:: WHAT YOU SHOULD DO ::
Search the entries below for the word "title" and copy every line where it appears.

Entries from a dataset of interfaces:
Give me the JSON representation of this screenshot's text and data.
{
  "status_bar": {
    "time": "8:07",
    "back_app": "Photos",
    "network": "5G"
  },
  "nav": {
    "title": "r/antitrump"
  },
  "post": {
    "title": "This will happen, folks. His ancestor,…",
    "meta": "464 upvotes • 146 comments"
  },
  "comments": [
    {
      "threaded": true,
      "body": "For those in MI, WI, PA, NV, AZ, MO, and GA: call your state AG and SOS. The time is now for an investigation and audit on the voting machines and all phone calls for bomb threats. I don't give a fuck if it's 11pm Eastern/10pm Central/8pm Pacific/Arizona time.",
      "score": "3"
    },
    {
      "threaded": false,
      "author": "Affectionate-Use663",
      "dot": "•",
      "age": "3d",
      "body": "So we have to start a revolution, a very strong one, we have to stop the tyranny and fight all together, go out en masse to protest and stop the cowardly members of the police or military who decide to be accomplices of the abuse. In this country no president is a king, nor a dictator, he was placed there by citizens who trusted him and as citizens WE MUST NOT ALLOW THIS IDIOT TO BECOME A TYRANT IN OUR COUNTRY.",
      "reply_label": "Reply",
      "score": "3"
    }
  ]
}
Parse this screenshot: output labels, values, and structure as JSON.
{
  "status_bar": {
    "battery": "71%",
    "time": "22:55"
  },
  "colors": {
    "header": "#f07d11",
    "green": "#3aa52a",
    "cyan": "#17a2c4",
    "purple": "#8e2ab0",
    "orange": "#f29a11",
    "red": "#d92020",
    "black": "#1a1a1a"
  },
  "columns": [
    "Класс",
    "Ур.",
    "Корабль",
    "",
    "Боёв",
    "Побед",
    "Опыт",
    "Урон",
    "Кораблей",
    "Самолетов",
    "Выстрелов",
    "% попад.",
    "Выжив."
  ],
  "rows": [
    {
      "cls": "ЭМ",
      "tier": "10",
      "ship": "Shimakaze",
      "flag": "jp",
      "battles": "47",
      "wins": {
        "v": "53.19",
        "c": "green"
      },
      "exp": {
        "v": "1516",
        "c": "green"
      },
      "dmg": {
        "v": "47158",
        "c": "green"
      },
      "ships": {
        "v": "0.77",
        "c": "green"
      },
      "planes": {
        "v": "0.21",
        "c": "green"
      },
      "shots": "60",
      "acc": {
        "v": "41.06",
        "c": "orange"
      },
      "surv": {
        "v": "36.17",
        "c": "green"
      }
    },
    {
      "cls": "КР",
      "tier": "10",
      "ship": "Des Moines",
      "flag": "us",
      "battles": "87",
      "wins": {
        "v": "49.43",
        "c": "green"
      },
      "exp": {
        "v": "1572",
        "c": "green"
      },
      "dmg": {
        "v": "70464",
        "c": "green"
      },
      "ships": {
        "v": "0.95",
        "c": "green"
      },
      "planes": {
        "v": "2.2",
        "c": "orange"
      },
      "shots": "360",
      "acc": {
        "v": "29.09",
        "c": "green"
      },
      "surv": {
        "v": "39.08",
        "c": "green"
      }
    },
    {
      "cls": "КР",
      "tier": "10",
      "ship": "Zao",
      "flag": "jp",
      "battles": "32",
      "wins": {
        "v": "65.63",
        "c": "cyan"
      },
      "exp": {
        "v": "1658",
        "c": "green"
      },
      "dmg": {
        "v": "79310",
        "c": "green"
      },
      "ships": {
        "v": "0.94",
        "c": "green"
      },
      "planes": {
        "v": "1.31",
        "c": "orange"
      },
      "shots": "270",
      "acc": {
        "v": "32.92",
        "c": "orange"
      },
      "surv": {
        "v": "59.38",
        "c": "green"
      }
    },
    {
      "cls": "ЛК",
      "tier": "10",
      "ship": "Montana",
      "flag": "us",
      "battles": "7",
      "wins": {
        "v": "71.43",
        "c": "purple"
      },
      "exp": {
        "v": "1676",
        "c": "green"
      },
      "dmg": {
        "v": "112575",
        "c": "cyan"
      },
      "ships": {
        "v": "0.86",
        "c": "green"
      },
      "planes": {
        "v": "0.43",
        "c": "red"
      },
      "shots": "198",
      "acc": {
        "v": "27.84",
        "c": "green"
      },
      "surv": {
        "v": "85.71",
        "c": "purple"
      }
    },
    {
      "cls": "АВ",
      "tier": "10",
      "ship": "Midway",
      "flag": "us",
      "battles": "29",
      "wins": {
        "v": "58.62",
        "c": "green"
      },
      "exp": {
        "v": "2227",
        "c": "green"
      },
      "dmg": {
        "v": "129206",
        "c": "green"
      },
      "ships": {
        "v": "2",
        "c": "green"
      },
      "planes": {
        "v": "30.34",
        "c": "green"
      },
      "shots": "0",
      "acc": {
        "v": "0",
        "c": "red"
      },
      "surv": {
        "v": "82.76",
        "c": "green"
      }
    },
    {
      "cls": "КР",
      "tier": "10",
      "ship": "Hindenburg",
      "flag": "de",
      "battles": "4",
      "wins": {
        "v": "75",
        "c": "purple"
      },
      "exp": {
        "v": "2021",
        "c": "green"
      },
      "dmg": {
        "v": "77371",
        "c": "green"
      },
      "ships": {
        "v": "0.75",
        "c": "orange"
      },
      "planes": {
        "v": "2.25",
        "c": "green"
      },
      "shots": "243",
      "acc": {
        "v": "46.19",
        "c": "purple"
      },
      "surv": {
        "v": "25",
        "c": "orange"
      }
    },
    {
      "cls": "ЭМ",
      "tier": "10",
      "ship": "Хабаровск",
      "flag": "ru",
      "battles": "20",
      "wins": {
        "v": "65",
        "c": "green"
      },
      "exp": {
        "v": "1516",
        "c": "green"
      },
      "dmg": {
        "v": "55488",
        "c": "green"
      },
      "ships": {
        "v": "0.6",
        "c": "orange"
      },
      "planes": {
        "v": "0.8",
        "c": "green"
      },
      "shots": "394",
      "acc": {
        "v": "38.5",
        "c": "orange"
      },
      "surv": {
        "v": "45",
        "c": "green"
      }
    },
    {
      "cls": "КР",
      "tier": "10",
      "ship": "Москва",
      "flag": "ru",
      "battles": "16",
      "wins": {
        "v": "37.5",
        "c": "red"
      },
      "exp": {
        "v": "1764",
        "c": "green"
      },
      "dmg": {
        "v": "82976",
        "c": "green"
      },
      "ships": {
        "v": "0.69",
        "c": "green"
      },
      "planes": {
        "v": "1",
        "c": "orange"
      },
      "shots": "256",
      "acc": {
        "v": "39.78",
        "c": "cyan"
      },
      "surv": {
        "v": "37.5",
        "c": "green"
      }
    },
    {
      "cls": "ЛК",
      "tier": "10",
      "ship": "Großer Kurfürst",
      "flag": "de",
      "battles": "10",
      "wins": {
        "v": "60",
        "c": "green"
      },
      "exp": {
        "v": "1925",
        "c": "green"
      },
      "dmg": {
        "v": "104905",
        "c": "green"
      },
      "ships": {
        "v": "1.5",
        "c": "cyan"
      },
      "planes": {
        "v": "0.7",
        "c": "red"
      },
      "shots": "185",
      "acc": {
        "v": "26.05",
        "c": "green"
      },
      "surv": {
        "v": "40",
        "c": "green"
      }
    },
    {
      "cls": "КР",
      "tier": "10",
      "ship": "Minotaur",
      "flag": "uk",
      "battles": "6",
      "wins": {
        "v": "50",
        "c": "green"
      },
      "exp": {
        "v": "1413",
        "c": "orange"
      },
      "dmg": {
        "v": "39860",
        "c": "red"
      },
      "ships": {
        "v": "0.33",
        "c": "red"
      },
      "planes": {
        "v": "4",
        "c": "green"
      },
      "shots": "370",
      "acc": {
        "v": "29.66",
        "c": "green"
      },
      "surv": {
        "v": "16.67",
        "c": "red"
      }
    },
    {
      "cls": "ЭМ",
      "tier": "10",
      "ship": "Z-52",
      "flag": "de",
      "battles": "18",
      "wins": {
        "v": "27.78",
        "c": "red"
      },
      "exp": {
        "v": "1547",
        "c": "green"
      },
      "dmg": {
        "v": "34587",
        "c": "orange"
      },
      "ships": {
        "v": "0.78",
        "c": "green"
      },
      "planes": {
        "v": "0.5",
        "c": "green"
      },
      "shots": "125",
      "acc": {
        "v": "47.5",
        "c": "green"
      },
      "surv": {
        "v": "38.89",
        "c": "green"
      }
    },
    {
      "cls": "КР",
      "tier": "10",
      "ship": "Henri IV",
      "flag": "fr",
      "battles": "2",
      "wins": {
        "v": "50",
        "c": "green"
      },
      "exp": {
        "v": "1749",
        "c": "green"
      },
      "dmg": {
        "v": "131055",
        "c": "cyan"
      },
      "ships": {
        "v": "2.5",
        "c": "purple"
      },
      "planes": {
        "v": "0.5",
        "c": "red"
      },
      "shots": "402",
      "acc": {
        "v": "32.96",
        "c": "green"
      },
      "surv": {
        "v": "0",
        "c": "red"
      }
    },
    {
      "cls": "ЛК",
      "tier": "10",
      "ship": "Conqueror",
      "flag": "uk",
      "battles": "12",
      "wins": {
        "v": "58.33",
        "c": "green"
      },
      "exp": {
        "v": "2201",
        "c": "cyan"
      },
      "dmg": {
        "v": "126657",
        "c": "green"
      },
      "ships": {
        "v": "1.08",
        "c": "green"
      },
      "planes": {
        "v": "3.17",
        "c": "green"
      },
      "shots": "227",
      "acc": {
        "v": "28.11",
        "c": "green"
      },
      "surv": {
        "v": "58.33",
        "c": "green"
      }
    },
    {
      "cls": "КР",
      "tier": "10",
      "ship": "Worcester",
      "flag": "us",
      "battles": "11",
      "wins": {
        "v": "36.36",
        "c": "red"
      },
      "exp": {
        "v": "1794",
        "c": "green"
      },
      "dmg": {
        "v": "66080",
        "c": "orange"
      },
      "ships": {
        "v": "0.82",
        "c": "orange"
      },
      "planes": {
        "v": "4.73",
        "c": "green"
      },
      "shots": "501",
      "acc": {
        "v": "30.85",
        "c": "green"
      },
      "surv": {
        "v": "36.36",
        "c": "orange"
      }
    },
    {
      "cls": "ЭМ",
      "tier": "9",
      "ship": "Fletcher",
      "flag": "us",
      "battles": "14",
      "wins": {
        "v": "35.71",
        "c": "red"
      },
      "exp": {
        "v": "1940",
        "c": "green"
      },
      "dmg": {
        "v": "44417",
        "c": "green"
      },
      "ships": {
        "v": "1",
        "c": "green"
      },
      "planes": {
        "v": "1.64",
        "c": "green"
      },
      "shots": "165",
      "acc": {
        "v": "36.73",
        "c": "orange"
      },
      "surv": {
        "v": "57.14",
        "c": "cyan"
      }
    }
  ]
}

:: RESPONSE AREA ::
    "title": "r/antitrump"
    "title": "This will happen, folks. His ancestor,…",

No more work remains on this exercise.